(Prompt): Scan the listing beneath this sentence. Report each line with the word "metronidazole".

(Dataset records):
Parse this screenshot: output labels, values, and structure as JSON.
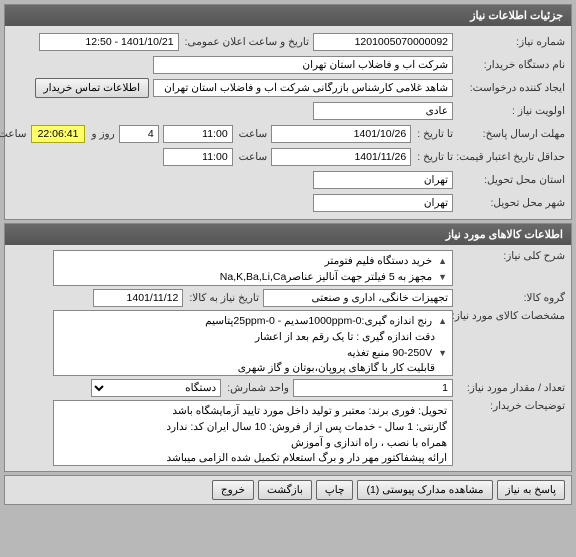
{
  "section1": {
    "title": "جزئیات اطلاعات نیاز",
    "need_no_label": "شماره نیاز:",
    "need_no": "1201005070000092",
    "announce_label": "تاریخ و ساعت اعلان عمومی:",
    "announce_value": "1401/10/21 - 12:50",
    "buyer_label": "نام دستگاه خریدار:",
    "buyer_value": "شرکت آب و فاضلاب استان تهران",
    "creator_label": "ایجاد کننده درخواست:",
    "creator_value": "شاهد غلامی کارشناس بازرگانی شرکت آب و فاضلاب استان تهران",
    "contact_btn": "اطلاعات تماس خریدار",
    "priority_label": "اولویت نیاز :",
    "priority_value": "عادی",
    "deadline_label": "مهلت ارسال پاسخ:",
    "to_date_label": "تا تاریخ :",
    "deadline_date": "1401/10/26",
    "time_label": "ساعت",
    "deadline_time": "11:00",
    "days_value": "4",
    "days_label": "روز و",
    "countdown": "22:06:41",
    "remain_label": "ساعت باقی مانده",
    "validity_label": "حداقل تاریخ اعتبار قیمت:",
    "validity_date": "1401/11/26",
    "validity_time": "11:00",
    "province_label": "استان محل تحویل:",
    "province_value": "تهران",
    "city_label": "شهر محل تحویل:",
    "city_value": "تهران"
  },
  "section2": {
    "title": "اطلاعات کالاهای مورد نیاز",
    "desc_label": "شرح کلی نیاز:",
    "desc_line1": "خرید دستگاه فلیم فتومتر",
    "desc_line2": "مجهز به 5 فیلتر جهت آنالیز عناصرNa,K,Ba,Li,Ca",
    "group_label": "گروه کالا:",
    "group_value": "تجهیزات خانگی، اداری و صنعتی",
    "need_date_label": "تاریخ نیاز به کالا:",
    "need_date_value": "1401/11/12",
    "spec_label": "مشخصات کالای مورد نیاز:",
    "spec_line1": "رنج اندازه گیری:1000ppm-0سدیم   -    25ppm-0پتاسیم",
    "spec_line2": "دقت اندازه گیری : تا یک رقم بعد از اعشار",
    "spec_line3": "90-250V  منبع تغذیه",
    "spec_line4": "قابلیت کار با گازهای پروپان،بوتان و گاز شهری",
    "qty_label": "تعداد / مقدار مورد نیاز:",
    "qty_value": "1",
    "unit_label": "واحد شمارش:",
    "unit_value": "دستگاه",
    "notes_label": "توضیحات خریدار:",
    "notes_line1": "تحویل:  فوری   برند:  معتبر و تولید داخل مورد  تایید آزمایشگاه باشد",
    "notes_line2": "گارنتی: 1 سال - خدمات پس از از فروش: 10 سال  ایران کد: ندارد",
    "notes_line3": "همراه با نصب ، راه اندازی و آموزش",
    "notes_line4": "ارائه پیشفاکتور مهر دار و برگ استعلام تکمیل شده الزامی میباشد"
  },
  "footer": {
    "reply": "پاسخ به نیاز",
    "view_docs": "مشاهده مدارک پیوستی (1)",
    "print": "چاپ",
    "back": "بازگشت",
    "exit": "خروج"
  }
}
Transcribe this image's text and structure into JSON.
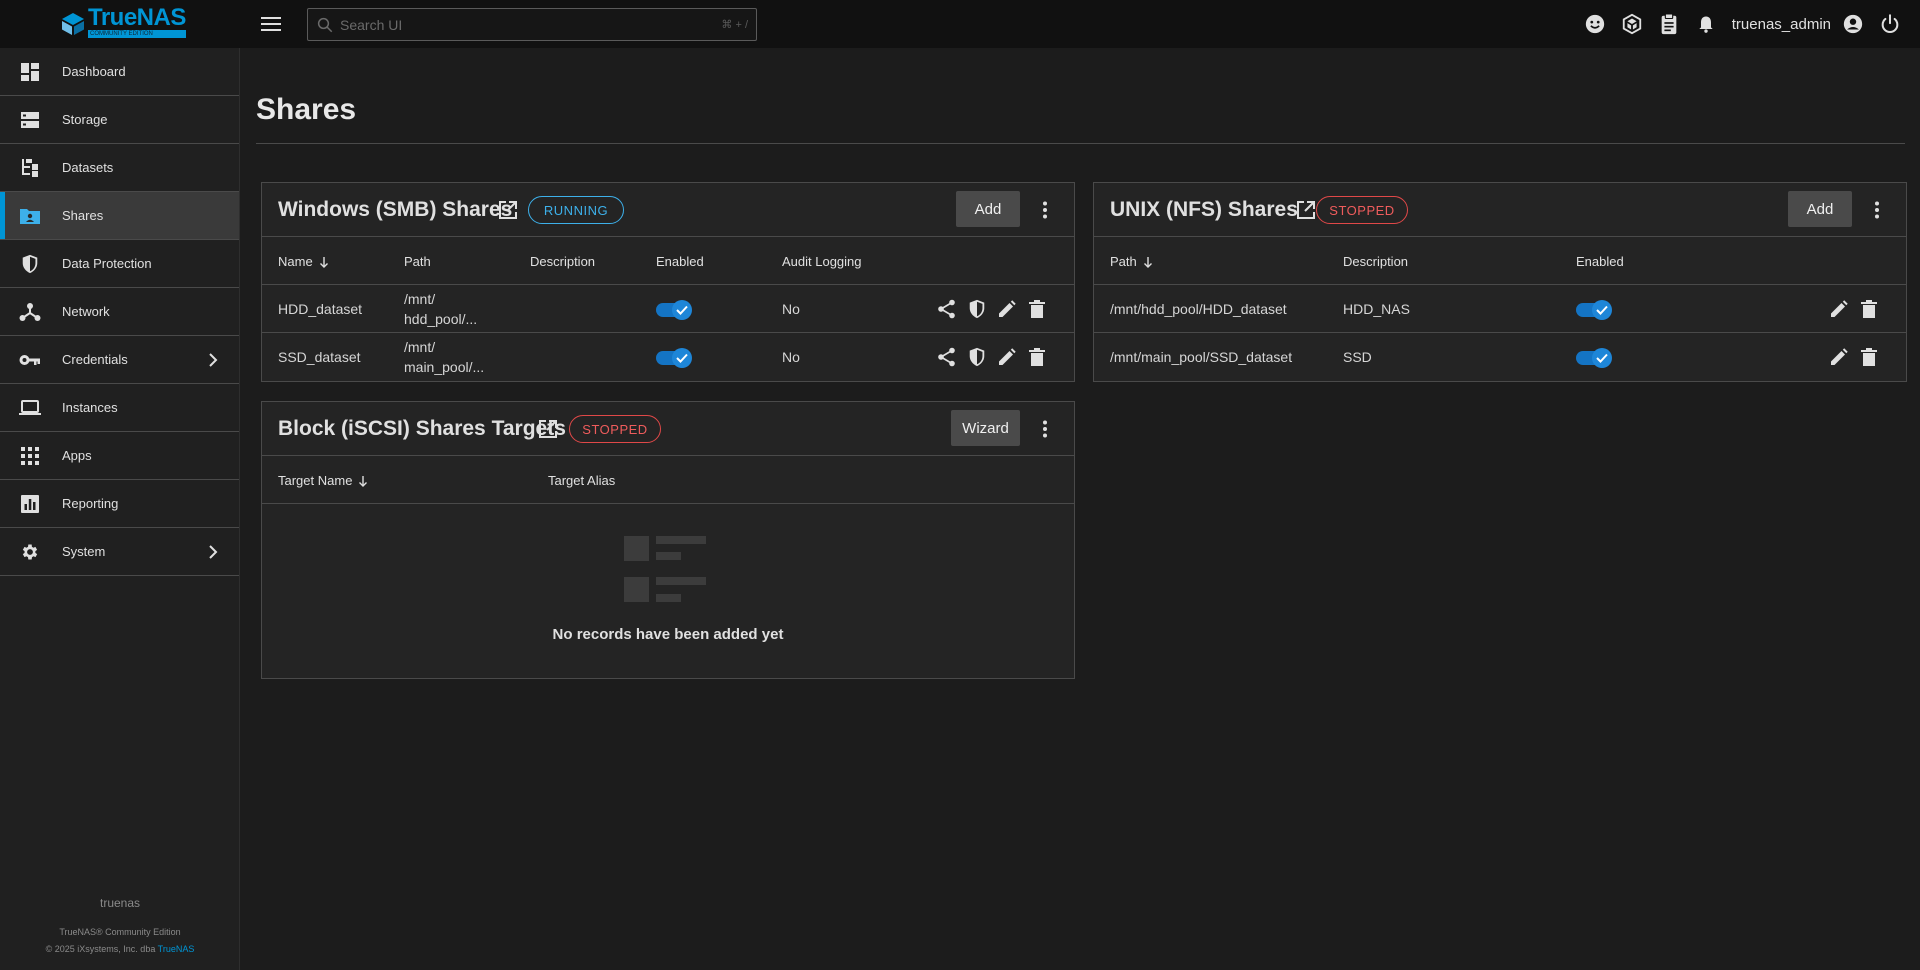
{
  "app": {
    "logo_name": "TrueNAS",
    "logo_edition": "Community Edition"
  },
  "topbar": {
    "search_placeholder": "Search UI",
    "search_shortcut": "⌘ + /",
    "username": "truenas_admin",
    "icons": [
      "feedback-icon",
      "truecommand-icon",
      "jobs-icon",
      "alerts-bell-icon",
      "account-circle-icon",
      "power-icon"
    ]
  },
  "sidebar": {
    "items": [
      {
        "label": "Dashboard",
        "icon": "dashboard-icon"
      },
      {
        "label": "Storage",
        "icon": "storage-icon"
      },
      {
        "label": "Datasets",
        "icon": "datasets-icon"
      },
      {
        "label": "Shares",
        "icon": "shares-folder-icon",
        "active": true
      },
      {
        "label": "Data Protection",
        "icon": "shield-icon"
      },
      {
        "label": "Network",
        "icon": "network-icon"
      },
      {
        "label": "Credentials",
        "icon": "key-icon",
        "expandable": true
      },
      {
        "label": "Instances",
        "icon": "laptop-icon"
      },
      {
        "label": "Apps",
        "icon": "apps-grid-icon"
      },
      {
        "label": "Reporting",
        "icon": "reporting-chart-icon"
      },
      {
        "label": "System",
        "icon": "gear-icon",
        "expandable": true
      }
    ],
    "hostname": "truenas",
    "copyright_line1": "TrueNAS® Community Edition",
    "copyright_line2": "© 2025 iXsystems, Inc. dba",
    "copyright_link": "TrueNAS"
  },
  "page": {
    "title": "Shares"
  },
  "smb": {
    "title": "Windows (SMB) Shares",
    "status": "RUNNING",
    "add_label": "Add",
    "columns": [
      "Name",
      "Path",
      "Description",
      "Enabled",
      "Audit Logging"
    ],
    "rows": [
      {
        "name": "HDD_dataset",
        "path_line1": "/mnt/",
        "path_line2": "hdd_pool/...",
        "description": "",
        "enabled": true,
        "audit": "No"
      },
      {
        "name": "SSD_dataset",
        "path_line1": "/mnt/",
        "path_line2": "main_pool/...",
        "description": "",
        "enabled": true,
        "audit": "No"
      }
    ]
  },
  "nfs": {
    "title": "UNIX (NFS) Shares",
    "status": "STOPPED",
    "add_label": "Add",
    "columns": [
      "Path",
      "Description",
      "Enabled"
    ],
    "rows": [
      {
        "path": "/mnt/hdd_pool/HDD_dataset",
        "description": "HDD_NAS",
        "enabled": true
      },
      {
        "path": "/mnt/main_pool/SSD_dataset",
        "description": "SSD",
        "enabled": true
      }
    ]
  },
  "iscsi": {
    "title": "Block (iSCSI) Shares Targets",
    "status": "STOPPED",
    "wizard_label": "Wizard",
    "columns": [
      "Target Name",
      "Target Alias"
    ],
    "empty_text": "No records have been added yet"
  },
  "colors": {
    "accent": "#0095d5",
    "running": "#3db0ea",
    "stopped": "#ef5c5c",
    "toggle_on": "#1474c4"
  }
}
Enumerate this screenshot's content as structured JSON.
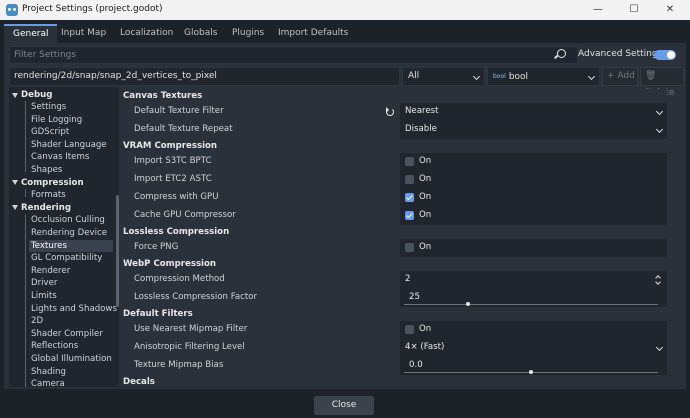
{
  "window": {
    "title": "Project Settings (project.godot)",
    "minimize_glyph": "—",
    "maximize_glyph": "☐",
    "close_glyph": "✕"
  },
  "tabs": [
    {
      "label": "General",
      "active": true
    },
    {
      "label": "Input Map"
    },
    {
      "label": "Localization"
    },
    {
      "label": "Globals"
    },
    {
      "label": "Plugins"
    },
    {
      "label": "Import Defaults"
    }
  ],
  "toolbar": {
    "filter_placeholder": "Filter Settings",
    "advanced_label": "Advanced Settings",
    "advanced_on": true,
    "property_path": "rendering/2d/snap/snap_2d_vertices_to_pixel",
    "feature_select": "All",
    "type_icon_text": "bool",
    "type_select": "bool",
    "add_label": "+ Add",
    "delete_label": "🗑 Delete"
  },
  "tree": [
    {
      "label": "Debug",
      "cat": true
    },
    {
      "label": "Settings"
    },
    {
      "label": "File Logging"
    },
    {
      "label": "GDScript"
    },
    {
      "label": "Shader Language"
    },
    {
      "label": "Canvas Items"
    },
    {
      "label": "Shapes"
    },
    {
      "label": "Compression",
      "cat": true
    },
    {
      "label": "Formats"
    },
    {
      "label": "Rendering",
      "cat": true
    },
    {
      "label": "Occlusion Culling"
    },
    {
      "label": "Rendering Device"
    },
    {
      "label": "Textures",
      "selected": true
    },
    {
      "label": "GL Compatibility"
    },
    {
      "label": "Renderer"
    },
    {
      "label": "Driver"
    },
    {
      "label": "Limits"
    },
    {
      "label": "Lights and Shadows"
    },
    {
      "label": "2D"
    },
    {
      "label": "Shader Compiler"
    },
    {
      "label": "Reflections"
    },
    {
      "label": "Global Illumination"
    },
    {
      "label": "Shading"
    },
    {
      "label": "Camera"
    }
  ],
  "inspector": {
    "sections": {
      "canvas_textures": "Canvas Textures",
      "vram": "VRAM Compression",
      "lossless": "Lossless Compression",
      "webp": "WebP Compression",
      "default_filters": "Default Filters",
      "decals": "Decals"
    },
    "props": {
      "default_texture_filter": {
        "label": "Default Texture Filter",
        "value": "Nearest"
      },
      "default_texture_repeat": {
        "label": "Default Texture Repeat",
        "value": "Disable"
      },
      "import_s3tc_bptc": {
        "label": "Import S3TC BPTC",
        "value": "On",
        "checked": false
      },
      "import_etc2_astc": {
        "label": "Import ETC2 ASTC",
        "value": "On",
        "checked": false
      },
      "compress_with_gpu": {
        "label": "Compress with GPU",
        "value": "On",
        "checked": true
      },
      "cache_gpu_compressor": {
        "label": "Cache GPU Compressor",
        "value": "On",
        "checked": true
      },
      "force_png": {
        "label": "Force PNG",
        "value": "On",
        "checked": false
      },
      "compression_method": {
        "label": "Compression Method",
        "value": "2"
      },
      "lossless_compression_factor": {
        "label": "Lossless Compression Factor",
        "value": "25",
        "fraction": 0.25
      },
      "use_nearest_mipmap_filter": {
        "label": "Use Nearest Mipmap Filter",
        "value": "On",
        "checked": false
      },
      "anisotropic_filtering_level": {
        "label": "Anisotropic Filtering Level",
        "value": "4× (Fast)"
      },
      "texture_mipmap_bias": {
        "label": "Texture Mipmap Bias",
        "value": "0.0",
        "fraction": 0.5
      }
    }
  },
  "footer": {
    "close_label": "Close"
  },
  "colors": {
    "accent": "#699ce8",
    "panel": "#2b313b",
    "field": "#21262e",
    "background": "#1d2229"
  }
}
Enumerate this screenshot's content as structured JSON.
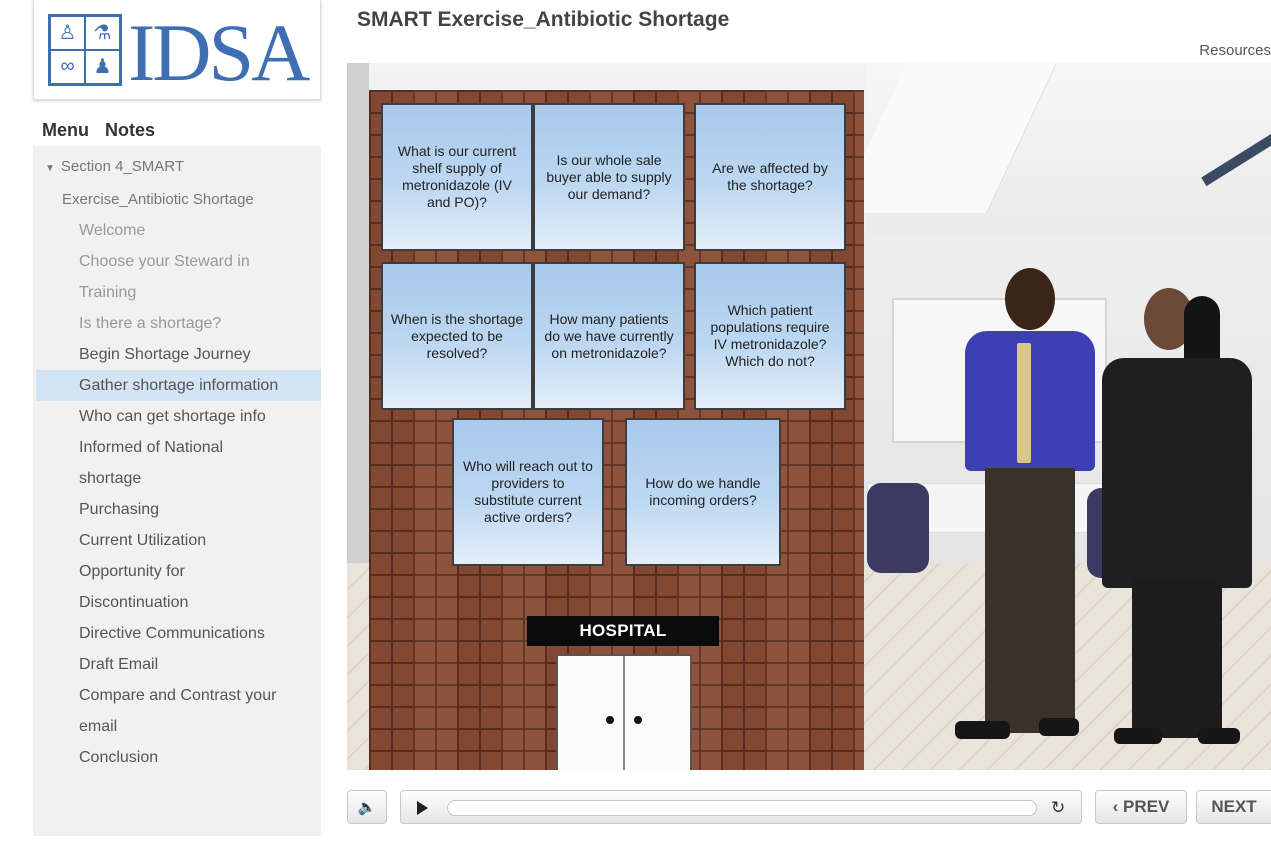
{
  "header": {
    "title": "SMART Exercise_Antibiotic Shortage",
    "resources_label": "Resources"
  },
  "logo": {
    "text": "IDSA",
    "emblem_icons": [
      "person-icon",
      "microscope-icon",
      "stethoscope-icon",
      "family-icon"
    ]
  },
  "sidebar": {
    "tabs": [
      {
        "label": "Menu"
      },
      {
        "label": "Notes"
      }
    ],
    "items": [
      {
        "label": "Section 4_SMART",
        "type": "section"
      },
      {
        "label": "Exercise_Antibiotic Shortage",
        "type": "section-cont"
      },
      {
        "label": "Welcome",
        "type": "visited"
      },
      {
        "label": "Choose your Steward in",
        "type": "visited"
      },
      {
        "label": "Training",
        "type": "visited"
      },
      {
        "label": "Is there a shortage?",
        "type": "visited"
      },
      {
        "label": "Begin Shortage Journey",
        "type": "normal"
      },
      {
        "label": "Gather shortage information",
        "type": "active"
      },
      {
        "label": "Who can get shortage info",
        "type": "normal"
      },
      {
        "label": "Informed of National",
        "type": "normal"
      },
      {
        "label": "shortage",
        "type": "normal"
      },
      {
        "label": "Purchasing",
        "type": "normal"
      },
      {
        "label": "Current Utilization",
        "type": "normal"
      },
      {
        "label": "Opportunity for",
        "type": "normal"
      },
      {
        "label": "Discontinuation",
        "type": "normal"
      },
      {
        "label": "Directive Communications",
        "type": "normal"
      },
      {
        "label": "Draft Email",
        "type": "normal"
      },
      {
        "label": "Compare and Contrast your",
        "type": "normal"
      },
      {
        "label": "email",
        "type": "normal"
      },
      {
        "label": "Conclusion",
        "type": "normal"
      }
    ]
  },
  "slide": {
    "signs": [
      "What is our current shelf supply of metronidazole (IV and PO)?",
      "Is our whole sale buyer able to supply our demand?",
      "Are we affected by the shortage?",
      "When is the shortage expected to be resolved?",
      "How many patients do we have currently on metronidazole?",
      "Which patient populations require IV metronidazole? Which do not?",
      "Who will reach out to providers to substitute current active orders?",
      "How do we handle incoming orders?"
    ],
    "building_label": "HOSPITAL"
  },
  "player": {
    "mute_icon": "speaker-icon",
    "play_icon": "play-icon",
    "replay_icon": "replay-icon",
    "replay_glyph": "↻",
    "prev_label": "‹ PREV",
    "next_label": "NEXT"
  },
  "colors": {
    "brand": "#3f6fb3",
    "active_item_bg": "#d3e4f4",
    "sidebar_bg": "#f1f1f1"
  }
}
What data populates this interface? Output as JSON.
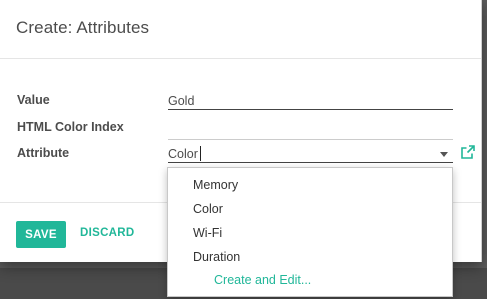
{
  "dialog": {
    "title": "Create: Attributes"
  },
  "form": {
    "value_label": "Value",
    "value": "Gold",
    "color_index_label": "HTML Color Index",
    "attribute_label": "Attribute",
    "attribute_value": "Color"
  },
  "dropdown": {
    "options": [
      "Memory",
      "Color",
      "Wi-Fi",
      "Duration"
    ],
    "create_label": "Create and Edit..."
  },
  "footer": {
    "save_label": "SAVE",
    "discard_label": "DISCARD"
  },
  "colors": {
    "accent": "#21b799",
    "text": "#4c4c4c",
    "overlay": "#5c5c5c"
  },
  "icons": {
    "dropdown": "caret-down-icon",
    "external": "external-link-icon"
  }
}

(Exercise answer):
      "What is our current shelf supply of metronidazole (IV and PO)?",
      "How many patients do we have currently on metronidazole?",
      "Which patient populations require IV metronidazole? Which do not?",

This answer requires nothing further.